● Data listing
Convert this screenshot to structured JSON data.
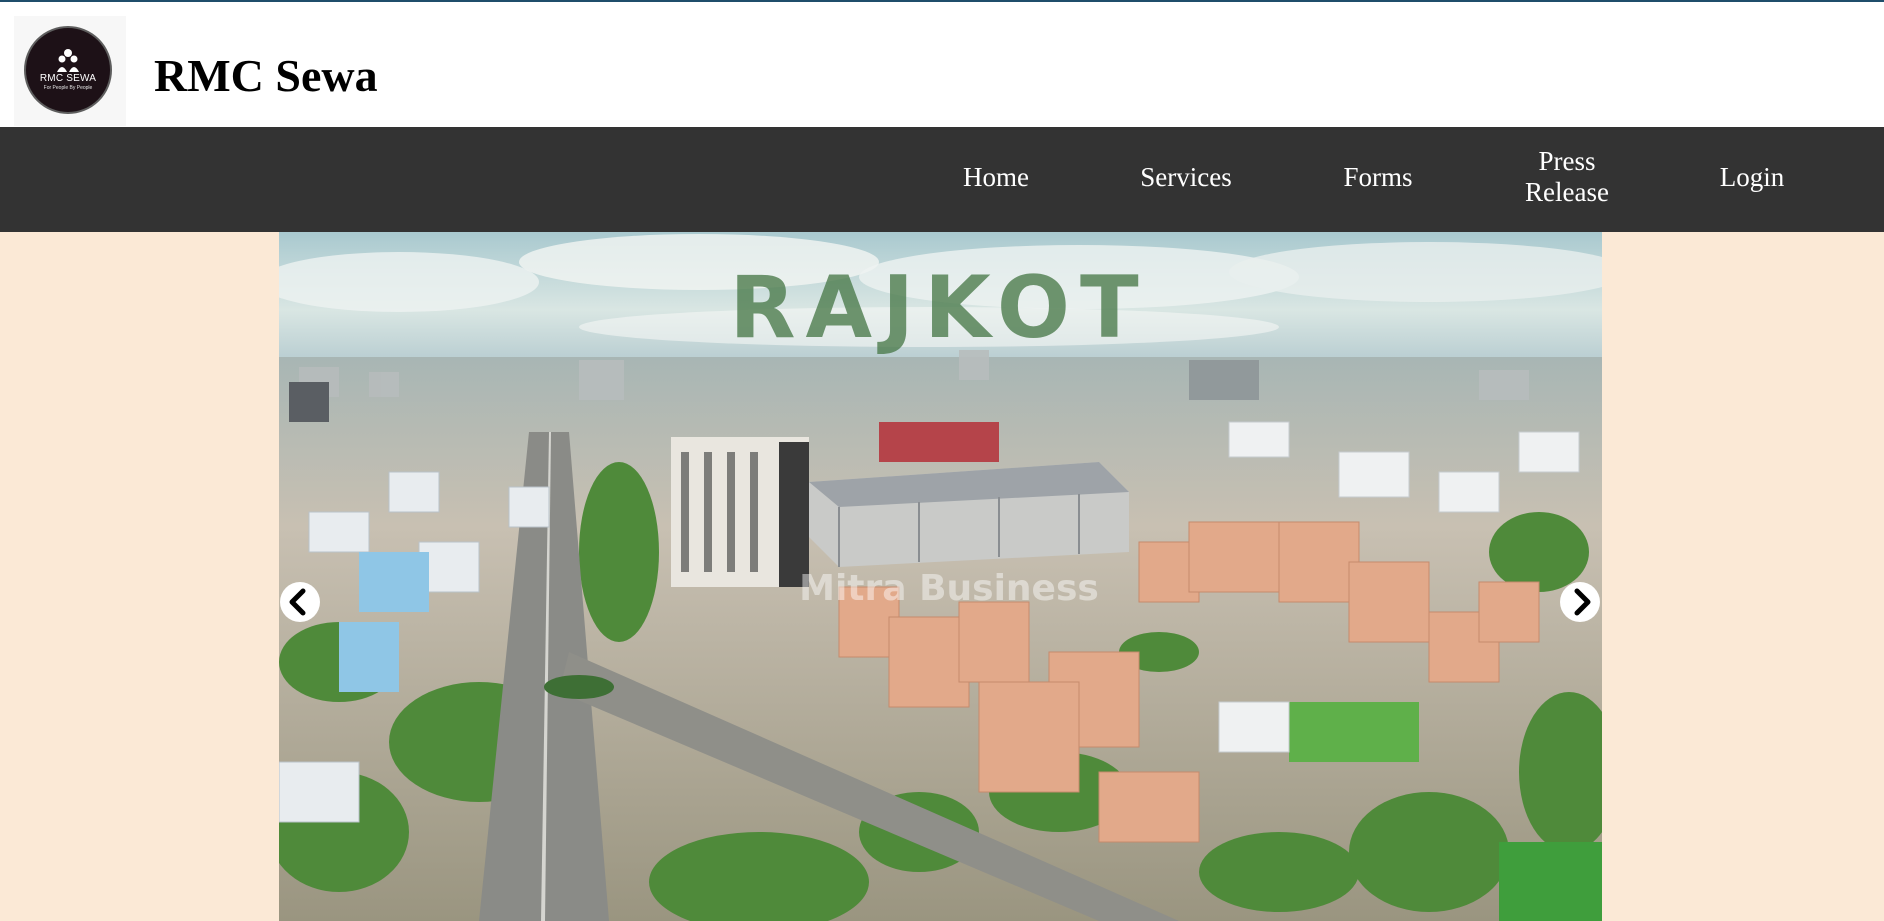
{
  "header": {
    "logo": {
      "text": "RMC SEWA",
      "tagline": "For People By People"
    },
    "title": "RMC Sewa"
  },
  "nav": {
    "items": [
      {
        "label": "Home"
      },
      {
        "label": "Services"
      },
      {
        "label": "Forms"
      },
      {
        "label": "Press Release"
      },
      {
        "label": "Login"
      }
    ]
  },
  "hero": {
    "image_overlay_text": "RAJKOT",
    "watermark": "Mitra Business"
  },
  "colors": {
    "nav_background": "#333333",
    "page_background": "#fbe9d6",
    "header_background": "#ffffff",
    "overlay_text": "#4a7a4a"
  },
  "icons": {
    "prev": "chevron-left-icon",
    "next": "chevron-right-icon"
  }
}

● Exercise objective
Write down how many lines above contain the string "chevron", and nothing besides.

● Task result
2